#### Exercise directions
What lines below contain the word "decrease"? Please pull each one out.

(Given data)

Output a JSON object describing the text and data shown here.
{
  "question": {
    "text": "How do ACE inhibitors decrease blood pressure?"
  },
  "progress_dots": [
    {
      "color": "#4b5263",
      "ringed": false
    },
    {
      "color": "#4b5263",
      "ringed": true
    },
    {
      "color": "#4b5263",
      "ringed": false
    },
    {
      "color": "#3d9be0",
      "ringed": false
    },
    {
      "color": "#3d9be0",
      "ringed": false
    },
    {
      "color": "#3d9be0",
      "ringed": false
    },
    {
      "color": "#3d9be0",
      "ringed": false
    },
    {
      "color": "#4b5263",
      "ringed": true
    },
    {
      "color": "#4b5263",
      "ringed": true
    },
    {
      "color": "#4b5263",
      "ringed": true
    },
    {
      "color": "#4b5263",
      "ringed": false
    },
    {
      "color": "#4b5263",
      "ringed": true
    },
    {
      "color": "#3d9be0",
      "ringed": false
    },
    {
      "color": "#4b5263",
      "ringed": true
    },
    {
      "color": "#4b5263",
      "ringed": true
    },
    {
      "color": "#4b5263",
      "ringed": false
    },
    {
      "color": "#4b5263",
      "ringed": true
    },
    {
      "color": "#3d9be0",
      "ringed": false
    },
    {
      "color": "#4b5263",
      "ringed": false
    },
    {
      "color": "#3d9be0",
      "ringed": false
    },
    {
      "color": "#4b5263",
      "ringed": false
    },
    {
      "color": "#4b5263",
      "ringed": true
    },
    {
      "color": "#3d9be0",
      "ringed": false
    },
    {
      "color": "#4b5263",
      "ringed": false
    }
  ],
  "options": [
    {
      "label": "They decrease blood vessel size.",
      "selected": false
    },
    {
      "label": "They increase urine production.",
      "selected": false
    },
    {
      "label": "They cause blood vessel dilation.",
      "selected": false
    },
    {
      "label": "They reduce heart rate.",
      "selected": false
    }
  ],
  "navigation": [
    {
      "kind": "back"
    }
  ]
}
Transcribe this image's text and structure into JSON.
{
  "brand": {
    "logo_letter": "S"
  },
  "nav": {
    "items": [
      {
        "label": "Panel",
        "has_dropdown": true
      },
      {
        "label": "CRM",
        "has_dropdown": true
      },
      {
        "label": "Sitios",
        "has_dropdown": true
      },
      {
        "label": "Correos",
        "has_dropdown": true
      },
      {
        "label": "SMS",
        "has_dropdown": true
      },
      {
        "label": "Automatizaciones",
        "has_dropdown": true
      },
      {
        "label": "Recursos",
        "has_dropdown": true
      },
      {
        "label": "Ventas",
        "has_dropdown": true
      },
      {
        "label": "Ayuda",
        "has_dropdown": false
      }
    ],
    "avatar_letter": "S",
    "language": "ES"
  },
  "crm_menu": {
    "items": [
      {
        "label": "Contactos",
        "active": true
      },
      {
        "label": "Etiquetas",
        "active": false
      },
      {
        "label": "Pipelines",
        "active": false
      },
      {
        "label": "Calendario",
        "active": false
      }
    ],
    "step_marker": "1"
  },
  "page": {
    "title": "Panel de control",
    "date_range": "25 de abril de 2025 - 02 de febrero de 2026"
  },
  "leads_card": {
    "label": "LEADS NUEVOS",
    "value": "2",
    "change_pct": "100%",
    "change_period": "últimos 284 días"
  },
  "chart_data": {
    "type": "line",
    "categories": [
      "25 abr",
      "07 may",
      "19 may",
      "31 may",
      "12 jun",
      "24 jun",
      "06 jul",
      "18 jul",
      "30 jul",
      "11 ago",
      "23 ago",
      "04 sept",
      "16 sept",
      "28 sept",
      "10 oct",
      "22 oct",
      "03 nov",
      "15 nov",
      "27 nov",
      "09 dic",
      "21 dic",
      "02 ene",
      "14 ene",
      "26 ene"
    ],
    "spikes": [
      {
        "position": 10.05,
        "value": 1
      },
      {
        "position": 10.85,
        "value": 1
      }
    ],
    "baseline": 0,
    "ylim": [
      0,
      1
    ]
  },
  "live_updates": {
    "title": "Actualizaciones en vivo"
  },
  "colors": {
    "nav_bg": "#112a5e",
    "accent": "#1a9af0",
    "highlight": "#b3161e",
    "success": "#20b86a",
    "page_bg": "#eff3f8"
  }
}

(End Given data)

#### Task result
    "text": "How do ACE inhibitors decrease blood pressure?"
      "label": "They decrease blood vessel size.",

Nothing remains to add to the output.